Atlas 5 AV-027, a 411 model with one strap on solid booster and a four meter diameter payload fairing, launched the NROL-34 mission from Vandenberg AFB on April 15, 2011.  The 2.5 stage, Russian-powered rocket lifted off from SLC 3E at 04:24 UTC.  A news blackout beginning shortly after second stage ignition prevented independent determination of launch success.

Observers spotted a pair of NOSS (Naval Ocean Surveillance System) type signals intelligence satellites in 1,100 x 63.4 deg orbits several days after the NROL-34 launch.

It was the 25th Atlas 5 launch since the EELV premiered in 2002, an average of less than three per year.  The low launch rate is responsible, in part, for recently announced substantial Atlas launch price increases.

cz3a20.jpg (11099 bytes)China Orbits Navsat

China continued building its Beidou navigation satellite constellation with a successful launch from the Xichang Satellite Launch Center on April 9, 2011.  The 20th CZ-3A rocket boosted Beidou 8 into an inclined geoysynchronous transfer orbit with a 55 degree inclination after lifting off from Pad 3 at 20:47 UTC.  Three-stage CZ-3A is capable of lifting more than 2.6 tonnes to the achieved orbit. 

China plans to launch another two-dozen Beidou satellites to complete its initial constelltion.  The campaign swelled China's launch totals last year, and the tempo will continue in 2011.



soytma21.jpg (5985 bytes)Soyuz-FG Launches Soyuz TMA-21 with ISS Crew

Soyuz TMA-21 with three crew for the International Space Station launched from Baikonur Cosmodrome's Area 1 Pad 5 on April 4, 2011.  A 2.5 stage Soyuz-FG launch vehicle boosted the 7.2 tonne spacecraft into orbit after a 22:18 UTC liftoff.     
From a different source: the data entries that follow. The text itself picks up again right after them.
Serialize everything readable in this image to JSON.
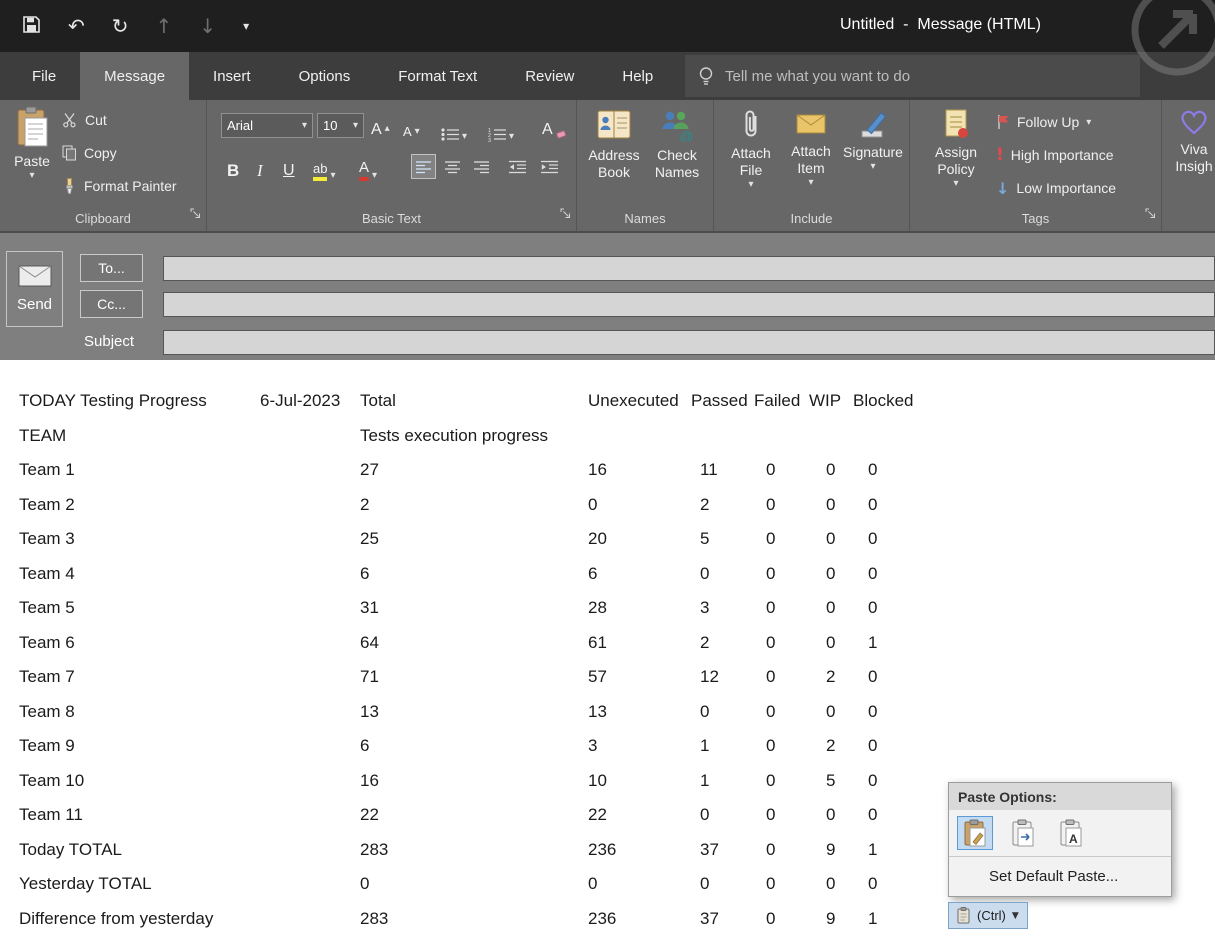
{
  "colors": {
    "titlebar_bg": "#1f1f1f",
    "tabrow_bg": "#3d3d3d",
    "ribbon_bg": "#676767",
    "envelope_bg": "#7f7f7f",
    "flag_red": "#d85450",
    "importance_high_red": "#e8474d",
    "importance_low_blue": "#79abde",
    "highlight_yellow": "#f3ed39",
    "font_color_red": "#d23b2e",
    "paste_selected_blue": "#c4dcf3"
  },
  "icons": {
    "undo": "↶",
    "redo": "↻",
    "arrow_up": "↑",
    "arrow_down": "↓",
    "caret_down": "▾",
    "caret_down_filled": "▼",
    "tri_up": "▴"
  },
  "titlebar": {
    "title": "Untitled  -  Message (HTML)"
  },
  "tabs": {
    "items": [
      "File",
      "Message",
      "Insert",
      "Options",
      "Format Text",
      "Review",
      "Help"
    ],
    "selected": "Message"
  },
  "tell_me": {
    "placeholder": "Tell me what you want to do"
  },
  "ribbon": {
    "clipboard": {
      "group": "Clipboard",
      "paste": "Paste",
      "cut": "Cut",
      "copy": "Copy",
      "format_painter": "Format Painter"
    },
    "basic_text": {
      "group": "Basic Text",
      "font_name": "Arial",
      "font_size": "10",
      "bold": "B",
      "italic": "I",
      "underline": "U",
      "highlight": "ab",
      "font_color": "A",
      "grow": "A",
      "shrink": "A",
      "clear": "A"
    },
    "names": {
      "group": "Names",
      "address_book": "Address Book",
      "check_names": "Check Names"
    },
    "include": {
      "group": "Include",
      "attach_file": "Attach File",
      "attach_item": "Attach Item",
      "signature": "Signature"
    },
    "tags": {
      "group": "Tags",
      "assign_policy": "Assign Policy",
      "follow_up": "Follow Up",
      "high_importance": "High Importance",
      "low_importance": "Low Importance"
    },
    "viva": {
      "label": "Viva Insigh"
    }
  },
  "envelope": {
    "send": "Send",
    "to": "To...",
    "cc": "Cc...",
    "subject": "Subject",
    "to_value": "",
    "cc_value": "",
    "subject_value": ""
  },
  "message": {
    "header": {
      "title": "TODAY Testing Progress",
      "date": "6-Jul-2023",
      "total": "Total",
      "unexecuted": "Unexecuted",
      "passed": "Passed",
      "failed": "Failed",
      "wip": "WIP",
      "blocked": "Blocked"
    },
    "subheader": {
      "team": "TEAM",
      "caption": "Tests execution progress"
    },
    "rows": [
      {
        "name": "Team 1",
        "total": "27",
        "unexecuted": "16",
        "passed": "11",
        "failed": "0",
        "wip": "0",
        "blocked": "0"
      },
      {
        "name": "Team 2",
        "total": "2",
        "unexecuted": "0",
        "passed": "2",
        "failed": "0",
        "wip": "0",
        "blocked": "0"
      },
      {
        "name": "Team 3",
        "total": "25",
        "unexecuted": "20",
        "passed": "5",
        "failed": "0",
        "wip": "0",
        "blocked": "0"
      },
      {
        "name": "Team 4",
        "total": "6",
        "unexecuted": "6",
        "passed": "0",
        "failed": "0",
        "wip": "0",
        "blocked": "0"
      },
      {
        "name": "Team 5",
        "total": "31",
        "unexecuted": "28",
        "passed": "3",
        "failed": "0",
        "wip": "0",
        "blocked": "0"
      },
      {
        "name": "Team 6",
        "total": "64",
        "unexecuted": "61",
        "passed": "2",
        "failed": "0",
        "wip": "0",
        "blocked": "1"
      },
      {
        "name": "Team 7",
        "total": "71",
        "unexecuted": "57",
        "passed": "12",
        "failed": "0",
        "wip": "2",
        "blocked": "0"
      },
      {
        "name": "Team 8",
        "total": "13",
        "unexecuted": "13",
        "passed": "0",
        "failed": "0",
        "wip": "0",
        "blocked": "0"
      },
      {
        "name": "Team 9",
        "total": "6",
        "unexecuted": "3",
        "passed": "1",
        "failed": "0",
        "wip": "2",
        "blocked": "0"
      },
      {
        "name": "Team 10",
        "total": "16",
        "unexecuted": "10",
        "passed": "1",
        "failed": "0",
        "wip": "5",
        "blocked": "0"
      },
      {
        "name": "Team 11",
        "total": "22",
        "unexecuted": "22",
        "passed": "0",
        "failed": "0",
        "wip": "0",
        "blocked": "0"
      },
      {
        "name": "Today TOTAL",
        "total": "283",
        "unexecuted": "236",
        "passed": "37",
        "failed": "0",
        "wip": "9",
        "blocked": "1"
      },
      {
        "name": "Yesterday TOTAL",
        "total": "0",
        "unexecuted": "0",
        "passed": "0",
        "failed": "0",
        "wip": "0",
        "blocked": "0"
      },
      {
        "name": "Difference from yesterday",
        "total": "283",
        "unexecuted": "236",
        "passed": "37",
        "failed": "0",
        "wip": "9",
        "blocked": "1"
      }
    ]
  },
  "paste_popup": {
    "title": "Paste Options:",
    "set_default": "Set Default Paste...",
    "ctrl": "(Ctrl)"
  }
}
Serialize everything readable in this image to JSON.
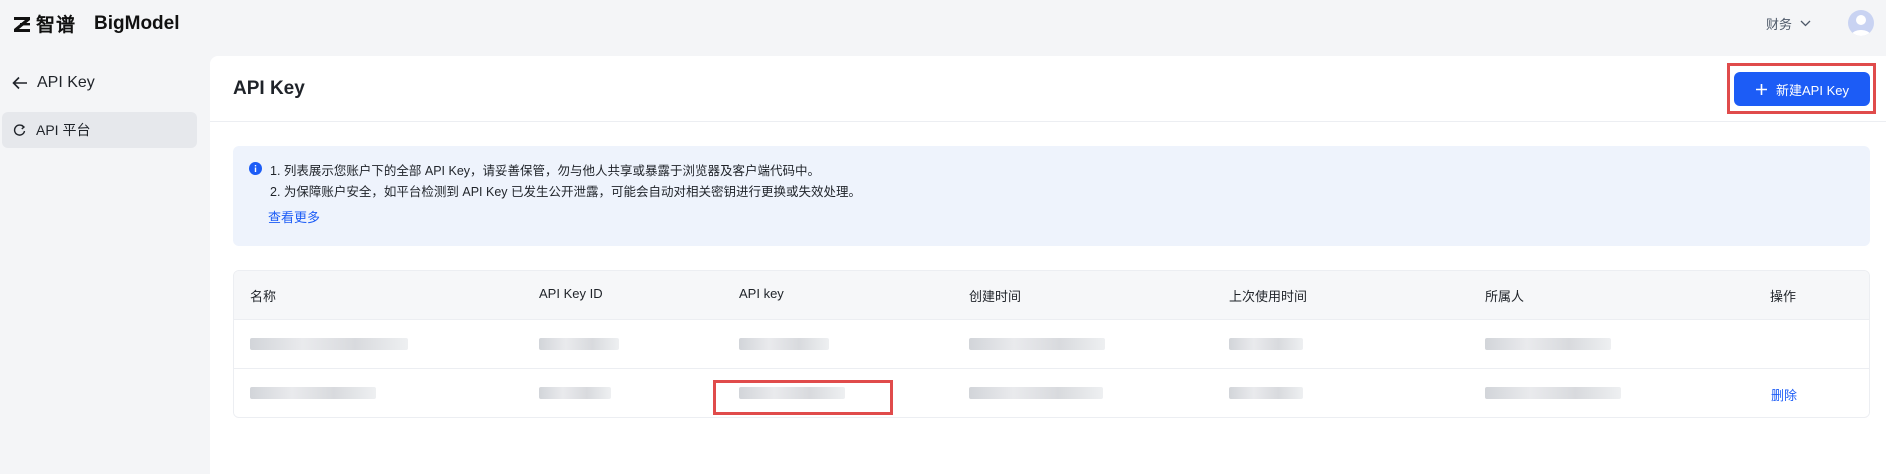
{
  "topbar": {
    "logo_zh": "智谱",
    "logo_en": "BigModel",
    "finance_label": "财务",
    "icons": {
      "logo": "zhipu-logo-icon",
      "chevron": "chevron-down-icon",
      "avatar": "user-avatar-icon"
    }
  },
  "sidebar": {
    "back_label": "API Key",
    "items": [
      {
        "label": "API 平台",
        "icon": "platform-icon",
        "active": true
      }
    ]
  },
  "main": {
    "title": "API Key",
    "create_button": "新建API Key",
    "info": {
      "line1": "1. 列表展示您账户下的全部 API Key，请妥善保管，勿与他人共享或暴露于浏览器及客户端代码中。",
      "line2": "2. 为保障账户安全，如平台检测到 API Key 已发生公开泄露，可能会自动对相关密钥进行更换或失效处理。",
      "more_link": "查看更多"
    },
    "table": {
      "columns": [
        "名称",
        "API Key ID",
        "API key",
        "创建时间",
        "上次使用时间",
        "所属人",
        "操作"
      ],
      "rows": [
        {
          "action": ""
        },
        {
          "action": "删除"
        }
      ]
    }
  },
  "colors": {
    "accent": "#1c5cf6",
    "highlight": "#e04b4b",
    "info_bg": "#eef3fc"
  }
}
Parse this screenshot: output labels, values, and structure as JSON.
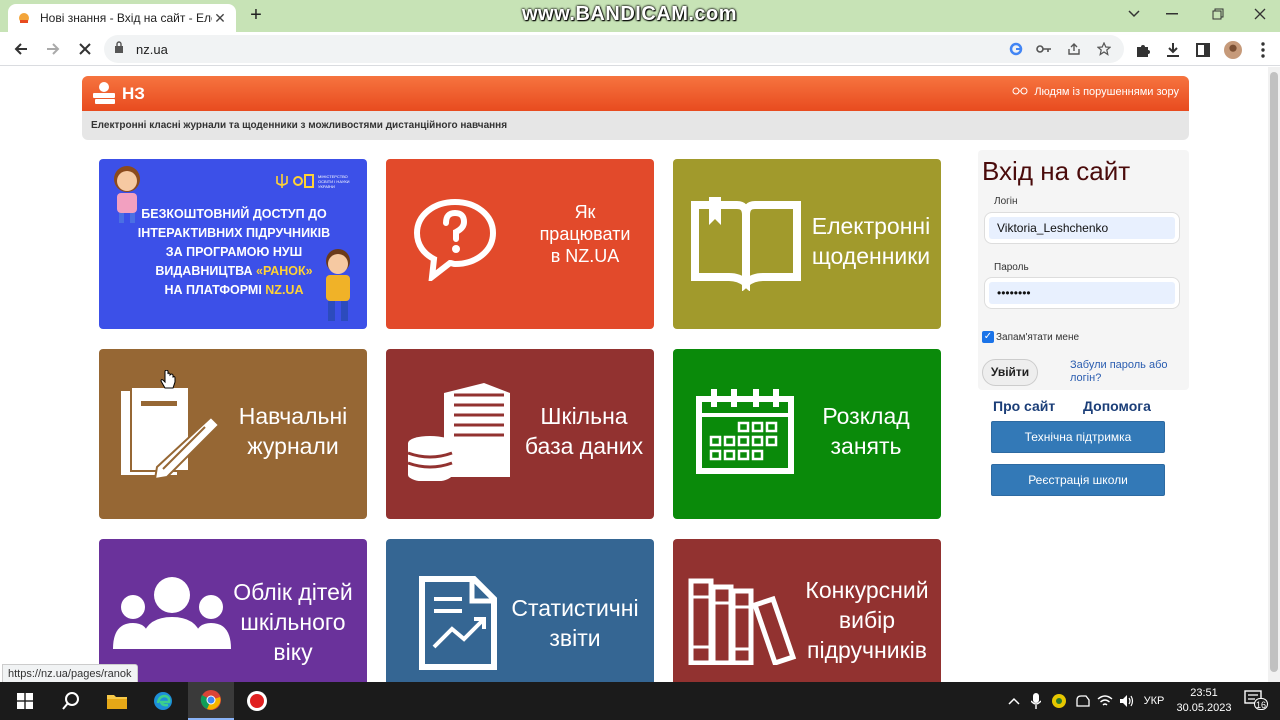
{
  "browser": {
    "tab_title": "Нові знання - Вхід на сайт - Еле",
    "new_tab": "+",
    "watermark": "www.BANDICAM.com",
    "url": "nz.ua",
    "status_url": "https://nz.ua/pages/ranok"
  },
  "site": {
    "logo_text": "НЗ",
    "vision_link": "Людям із порушеннями зору",
    "tagline": "Електронні класні журнали та щоденники з можливостями дистанційного навчання"
  },
  "promo": {
    "lines": [
      "БЕЗКОШТОВНИЙ ДОСТУП ДО",
      "ІНТЕРАКТИВНИХ ПІДРУЧНИКІВ",
      "ЗА ПРОГРАМОЮ НУШ"
    ],
    "line4_prefix": "ВИДАВНИЦТВА ",
    "line4_highlight": "«РАНОК»",
    "line5_prefix": "НА ПЛАТФОРМІ ",
    "line5_highlight": "NZ.UA",
    "ministry_text": "МІНІСТЕРСТВО ОСВІТИ І НАУКИ УКРАЇНИ"
  },
  "tiles": [
    {
      "lines": [
        "Як",
        "працювати",
        "в NZ.UA"
      ],
      "color": "#e24a2b"
    },
    {
      "lines": [
        "Електронні",
        "щоденники"
      ],
      "color": "#a19a2c"
    },
    {
      "lines": [
        "Навчальні",
        "журнали"
      ],
      "color": "#966734"
    },
    {
      "lines": [
        "Шкільна",
        "база даних"
      ],
      "color": "#923230"
    },
    {
      "lines": [
        "Розклад",
        "занять"
      ],
      "color": "#0a8a0a"
    },
    {
      "lines": [
        "Облік дітей",
        "шкільного",
        "віку"
      ],
      "color": "#6a329b"
    },
    {
      "lines": [
        "Статистичні",
        "звіти"
      ],
      "color": "#356693"
    },
    {
      "lines": [
        "Конкурсний",
        "вибір",
        "підручників"
      ],
      "color": "#923230"
    }
  ],
  "login": {
    "title": "Вхід на сайт",
    "login_label": "Логін",
    "login_value": "Viktoria_Leshchenko",
    "password_label": "Пароль",
    "password_value": "••••••••",
    "remember": "Запам'ятати мене",
    "submit": "Увійти",
    "forgot": "Забули пароль або логін?"
  },
  "links": {
    "about": "Про сайт",
    "help": "Допомога",
    "support": "Технічна підтримка",
    "register": "Реєстрація школи"
  },
  "taskbar": {
    "language": "УКР",
    "time": "23:51",
    "date": "30.05.2023",
    "notifications": "16"
  }
}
On board the year's first crewed Soyuz were commander Alexander Samokutyaev, flight engineer Andrey Borisenko and NASA astronaut Ronald Garan.  Their Soyuz orbital module was named "Gagarin" in honor of the 50th anniversary of Yuri Gagarin's historic April 12, 1961 Vostok 1 orbital flight.